Two months and ten days

Five hundred twenty-five thousand
Six hundred minutes
How do you measure a year in the life…”

—”Seasons of Love” from Rent


Two months and ten days.

That’s the amount of time between the global outcry, “Let the Syrian Refugees In!” after the heartwrenching image of a small boy on a beach, to the current calls to “Keep the Syrian Refugees Out!”

How transient the sentiment, that the face of Syrians fleeing war has gone from the desperate families running across European fields, tripped by a sneering camera woman that we jeered, to some menacing phantom terrorist. (That passport? Faked. Will an account from The Paper of Record suffice for you?)

Two months and ten days after the limp body of a child made us feel that we could all, any of us, be the haggard and bereaved, many of us find the shocked and bloodied Parisians much more kin, and join in with a chorus of suspicion.

Two months and ten days after the poetry of Warsan Shire burst out in public view, speaking for the why of refugees—

no one leaves home unless
home is the mouth of a shark
you only run for the border
when you see the whole city running as well…”


(I will not quote further from her deeply moving poem. You can find it elsewhere online, but I do not have her permission to use it here, and so I will not simply take it. I hope that the site I linked has her permission and has offered her recompense.)


Two months and ten days. Aylan Kurdi, I’m sorry.

Hard to Believe?

It’s hard to believe that this still happens in 2015…”


 

Dear white allies of social justice,

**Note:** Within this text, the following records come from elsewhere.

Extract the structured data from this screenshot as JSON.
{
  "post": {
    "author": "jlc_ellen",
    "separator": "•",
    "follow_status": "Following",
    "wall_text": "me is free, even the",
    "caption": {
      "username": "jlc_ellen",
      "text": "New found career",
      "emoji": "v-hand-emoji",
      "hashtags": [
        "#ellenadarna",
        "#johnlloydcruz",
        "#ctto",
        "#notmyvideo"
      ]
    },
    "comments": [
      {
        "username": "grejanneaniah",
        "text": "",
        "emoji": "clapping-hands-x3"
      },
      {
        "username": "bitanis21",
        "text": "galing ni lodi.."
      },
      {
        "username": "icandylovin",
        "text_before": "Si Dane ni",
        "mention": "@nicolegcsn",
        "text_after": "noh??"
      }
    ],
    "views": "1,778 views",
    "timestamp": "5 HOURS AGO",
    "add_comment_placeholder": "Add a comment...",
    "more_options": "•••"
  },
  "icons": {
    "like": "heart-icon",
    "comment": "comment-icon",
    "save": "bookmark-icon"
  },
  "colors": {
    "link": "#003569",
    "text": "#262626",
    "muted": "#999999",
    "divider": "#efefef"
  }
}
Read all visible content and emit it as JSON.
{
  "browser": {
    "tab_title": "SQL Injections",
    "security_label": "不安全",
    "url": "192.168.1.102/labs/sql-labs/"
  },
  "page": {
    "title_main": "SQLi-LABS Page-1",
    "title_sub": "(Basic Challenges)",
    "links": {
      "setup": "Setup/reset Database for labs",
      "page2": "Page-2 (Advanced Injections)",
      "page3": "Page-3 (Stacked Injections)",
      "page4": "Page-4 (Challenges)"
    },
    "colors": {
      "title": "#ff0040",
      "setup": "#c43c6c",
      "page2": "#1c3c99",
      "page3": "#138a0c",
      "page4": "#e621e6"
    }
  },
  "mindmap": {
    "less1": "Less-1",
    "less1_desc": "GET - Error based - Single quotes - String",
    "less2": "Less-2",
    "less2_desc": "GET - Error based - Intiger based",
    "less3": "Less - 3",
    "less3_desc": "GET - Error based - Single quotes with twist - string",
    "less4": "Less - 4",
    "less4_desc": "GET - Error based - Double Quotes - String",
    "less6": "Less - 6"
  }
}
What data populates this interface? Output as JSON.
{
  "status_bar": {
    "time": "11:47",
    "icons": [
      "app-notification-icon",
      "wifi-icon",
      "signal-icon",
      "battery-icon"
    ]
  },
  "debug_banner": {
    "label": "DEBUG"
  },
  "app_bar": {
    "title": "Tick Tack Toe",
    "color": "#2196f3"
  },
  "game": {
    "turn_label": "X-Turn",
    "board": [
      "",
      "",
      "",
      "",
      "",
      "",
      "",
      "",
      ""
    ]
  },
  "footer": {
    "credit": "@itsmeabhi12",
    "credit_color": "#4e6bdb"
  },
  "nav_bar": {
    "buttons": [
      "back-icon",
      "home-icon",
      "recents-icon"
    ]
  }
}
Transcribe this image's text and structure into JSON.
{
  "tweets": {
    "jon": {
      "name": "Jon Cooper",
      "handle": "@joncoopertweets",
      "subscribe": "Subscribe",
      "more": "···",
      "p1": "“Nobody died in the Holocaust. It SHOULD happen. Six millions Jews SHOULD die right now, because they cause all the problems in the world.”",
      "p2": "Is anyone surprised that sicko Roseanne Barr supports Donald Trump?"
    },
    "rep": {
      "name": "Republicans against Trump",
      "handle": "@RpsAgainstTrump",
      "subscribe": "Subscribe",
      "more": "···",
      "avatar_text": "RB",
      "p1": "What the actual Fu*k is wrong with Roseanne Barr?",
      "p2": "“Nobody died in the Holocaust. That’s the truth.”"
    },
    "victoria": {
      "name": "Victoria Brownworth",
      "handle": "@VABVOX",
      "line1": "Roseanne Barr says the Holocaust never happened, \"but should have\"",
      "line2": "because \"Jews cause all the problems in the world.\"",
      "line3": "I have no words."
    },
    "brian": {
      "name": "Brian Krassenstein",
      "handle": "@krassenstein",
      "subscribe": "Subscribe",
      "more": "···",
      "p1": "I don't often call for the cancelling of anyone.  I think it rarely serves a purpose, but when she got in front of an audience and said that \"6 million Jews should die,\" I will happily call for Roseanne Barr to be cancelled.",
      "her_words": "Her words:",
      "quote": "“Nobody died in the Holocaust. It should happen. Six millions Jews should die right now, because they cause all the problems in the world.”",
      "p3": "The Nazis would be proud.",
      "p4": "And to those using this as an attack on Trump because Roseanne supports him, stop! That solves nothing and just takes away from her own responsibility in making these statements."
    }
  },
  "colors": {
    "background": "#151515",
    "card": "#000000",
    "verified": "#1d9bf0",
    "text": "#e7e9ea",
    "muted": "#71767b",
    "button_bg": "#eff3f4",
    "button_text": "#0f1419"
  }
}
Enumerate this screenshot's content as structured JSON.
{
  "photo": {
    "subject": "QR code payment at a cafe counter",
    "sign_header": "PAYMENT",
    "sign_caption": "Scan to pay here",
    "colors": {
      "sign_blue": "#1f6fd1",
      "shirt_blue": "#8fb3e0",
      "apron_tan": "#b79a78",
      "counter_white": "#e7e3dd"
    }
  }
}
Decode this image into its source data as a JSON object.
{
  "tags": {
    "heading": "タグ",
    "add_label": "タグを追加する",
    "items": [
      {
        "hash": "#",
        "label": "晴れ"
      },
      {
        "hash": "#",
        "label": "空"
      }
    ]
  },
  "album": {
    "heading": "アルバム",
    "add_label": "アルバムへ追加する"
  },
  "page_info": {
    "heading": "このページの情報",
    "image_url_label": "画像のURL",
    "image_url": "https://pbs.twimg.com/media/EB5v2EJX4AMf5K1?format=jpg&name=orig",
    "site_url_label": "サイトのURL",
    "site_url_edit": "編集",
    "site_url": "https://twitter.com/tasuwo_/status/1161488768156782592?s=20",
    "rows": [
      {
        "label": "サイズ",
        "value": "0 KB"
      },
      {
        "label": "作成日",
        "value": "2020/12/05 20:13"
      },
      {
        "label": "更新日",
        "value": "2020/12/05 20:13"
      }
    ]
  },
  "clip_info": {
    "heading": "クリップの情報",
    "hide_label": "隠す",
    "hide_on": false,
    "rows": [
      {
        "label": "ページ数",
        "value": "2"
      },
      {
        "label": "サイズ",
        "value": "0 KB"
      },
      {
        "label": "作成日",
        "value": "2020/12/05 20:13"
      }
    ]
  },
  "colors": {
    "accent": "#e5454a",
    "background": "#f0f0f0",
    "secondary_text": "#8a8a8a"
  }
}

When you say, “hard to believe” — what comes across is, “I live in a white bubble, and I continue to be mired in the apparent reality of it. I approach the reporting of my friends of color with doubt, because of the disparity between their experience and mine, and have not yet come to interrogating the very real divide that exists between us because of systemic issues.”

This is not a harmless thing you’re saying, this “hard to believe”.

When will you stop finding it hard to believe? When will you stop putting us to tests that you yourself would find difficult to pass? When will you stop demanding excellence in reporting and conduct from us, when you give whiteness all the slack?

When will you stop with the disparity in “well, maybe…” for white transgressions when POC who are not absolutely saintly are excoriated?

#20effing15

What is the color of a sheet of paper?

I don’t see color. Racism starts when people distinguish between people because of skin tone.”—(not from the Dictionary of Social Justice)


What color is a sheet of paper?

“Well, it’s white, unless it’s colored paper.”

“Why is it white by default?”

“Things just show up better on white paper.”


There’s an art exercise where one draws on black paper instead of white. Often that results in someone using white marks on black just as if it were black marks on white paper—a simple inversion—but sometimes, it leads to a deeper shift in concept. What happens when you paint with light instead of dark? When you make dark the default, instead of the colored-in?

What if you went further? What if, instead of marking the paper, you used pinpricks and knife cuts? What if instead of light shining on the paper, you assumed light shining from behind the paper? What color paper would be useful in that situation?

White paper is the default “best” for a whole set of parameters we rarely examine.

…but we bleach our tree pulp paper to achieve whiteness because of those unexamined parameters.

Assuming the undefined “person” is White carries a similar set of unexamined parameters and consequences. When, as a person perceived as White by those around you, you assume that “color blind” means “like the default person” and your default person is white, this is like handing out only black crayons and not noticing that some people are not using white paper. The crayon choice was made without considering the impact it would have on papers outside your [unexamined] default assumption.

“But I offered the entire box!” 

And how were the colors in the box chosen? And why are we using crayons? Why are we assuming putting down marks on the paper?


Imagine living your whole life as colored paper in a world that assumes paper is white. “If you just put down your marks carefully, and with good attention to placement, your message will be easily understood!”